The absorption rate remained negative for the fifth quarter in a row – meaning more tenants moving out of than into Houston offices.
At the same time, more unused oil and gas offices are being subleased.
Bruce Rutherford, an international director at JLL in Houston, said that’s thanks to industries that are not energy-related and are doing well, such as technology, healthcare or education.
“Tenants from all of these industries are seeing an opportunity to get extraordinarily high quality space at extraordinarily low prices from the current sublease market,” he said.
Rutherford expects the office vacancy rate to continue to rise through early next year.
“And then we’re going to see that vacancy rate begin to fall as sublease spaces continue to be taken off the market by tenants in all industries taking up that space, energy companies taking it back and saying, no, I need it for my operations,” he said.
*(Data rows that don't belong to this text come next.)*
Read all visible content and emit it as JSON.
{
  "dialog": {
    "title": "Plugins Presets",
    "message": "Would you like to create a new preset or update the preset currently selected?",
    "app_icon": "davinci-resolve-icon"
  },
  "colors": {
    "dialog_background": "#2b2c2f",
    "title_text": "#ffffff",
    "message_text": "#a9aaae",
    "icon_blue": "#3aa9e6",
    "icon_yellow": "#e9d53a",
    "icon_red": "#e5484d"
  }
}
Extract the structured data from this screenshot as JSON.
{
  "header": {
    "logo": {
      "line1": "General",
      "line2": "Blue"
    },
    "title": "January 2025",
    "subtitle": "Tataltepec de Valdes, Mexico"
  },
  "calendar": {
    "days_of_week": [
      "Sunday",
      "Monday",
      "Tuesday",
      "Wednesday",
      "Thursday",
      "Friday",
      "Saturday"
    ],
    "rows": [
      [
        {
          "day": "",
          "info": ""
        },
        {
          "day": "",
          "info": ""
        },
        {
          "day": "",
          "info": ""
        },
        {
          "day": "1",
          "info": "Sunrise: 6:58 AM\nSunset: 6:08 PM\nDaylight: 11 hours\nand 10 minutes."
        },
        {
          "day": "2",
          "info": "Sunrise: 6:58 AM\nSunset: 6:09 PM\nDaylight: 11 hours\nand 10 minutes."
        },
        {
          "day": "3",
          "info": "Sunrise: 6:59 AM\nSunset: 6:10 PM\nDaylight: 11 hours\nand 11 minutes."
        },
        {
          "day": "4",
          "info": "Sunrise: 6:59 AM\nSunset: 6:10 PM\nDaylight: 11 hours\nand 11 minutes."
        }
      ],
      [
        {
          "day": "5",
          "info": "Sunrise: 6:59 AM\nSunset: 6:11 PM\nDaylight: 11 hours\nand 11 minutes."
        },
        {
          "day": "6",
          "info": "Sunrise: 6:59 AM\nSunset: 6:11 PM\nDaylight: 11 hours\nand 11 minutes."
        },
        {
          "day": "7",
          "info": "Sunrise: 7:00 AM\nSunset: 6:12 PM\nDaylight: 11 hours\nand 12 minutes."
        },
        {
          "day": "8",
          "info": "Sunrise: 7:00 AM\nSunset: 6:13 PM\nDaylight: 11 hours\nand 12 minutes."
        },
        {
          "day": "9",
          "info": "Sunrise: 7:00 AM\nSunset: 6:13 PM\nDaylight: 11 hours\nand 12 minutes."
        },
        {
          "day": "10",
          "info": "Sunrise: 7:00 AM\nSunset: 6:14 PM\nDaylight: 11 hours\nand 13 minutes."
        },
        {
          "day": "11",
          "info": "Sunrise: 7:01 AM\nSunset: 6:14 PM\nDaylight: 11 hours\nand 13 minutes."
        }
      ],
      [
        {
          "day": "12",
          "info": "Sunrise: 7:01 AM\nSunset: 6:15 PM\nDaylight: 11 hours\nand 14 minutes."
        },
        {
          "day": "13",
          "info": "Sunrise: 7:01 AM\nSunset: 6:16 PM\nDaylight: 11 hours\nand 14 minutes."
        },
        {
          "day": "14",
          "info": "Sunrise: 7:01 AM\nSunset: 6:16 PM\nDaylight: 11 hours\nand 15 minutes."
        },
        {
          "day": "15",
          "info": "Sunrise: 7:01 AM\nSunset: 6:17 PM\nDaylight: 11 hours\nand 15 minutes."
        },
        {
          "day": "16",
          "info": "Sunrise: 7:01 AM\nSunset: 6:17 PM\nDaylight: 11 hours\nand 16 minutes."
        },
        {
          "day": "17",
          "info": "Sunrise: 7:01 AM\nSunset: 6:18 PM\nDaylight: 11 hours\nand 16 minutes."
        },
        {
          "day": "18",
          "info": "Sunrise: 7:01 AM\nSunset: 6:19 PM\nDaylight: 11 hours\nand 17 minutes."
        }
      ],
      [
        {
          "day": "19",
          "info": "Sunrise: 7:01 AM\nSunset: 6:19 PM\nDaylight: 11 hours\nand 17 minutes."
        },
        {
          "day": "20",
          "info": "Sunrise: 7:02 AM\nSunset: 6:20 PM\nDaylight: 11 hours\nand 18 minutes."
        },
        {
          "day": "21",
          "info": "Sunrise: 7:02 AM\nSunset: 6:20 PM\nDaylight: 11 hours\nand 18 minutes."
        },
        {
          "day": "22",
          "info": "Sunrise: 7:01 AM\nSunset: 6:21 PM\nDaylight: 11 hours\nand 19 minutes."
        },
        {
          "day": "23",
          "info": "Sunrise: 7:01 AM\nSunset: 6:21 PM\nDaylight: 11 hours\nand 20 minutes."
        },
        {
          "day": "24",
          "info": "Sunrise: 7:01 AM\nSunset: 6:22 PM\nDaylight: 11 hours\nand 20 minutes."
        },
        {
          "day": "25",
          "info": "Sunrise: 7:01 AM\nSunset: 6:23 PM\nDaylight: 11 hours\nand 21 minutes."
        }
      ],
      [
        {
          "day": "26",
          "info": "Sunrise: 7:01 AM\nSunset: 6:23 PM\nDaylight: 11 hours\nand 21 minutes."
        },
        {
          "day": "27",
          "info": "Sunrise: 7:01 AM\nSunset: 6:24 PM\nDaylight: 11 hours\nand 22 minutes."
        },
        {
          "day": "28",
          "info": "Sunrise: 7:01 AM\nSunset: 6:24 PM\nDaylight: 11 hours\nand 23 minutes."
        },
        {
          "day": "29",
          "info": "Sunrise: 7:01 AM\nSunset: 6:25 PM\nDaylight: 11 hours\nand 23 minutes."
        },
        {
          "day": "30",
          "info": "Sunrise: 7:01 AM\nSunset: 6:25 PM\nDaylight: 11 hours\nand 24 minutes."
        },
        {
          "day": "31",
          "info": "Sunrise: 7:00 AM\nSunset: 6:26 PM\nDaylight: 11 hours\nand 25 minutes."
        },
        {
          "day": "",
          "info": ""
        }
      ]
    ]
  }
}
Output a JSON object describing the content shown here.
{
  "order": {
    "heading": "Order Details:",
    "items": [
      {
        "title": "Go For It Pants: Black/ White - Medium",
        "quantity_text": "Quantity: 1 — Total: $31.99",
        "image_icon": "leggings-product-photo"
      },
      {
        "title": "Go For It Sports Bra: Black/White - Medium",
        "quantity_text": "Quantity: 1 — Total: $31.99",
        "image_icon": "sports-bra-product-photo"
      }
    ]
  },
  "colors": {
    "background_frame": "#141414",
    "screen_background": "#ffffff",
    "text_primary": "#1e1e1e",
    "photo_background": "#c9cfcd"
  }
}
Rutherford anticipates the glut of office space will go away by late 2018.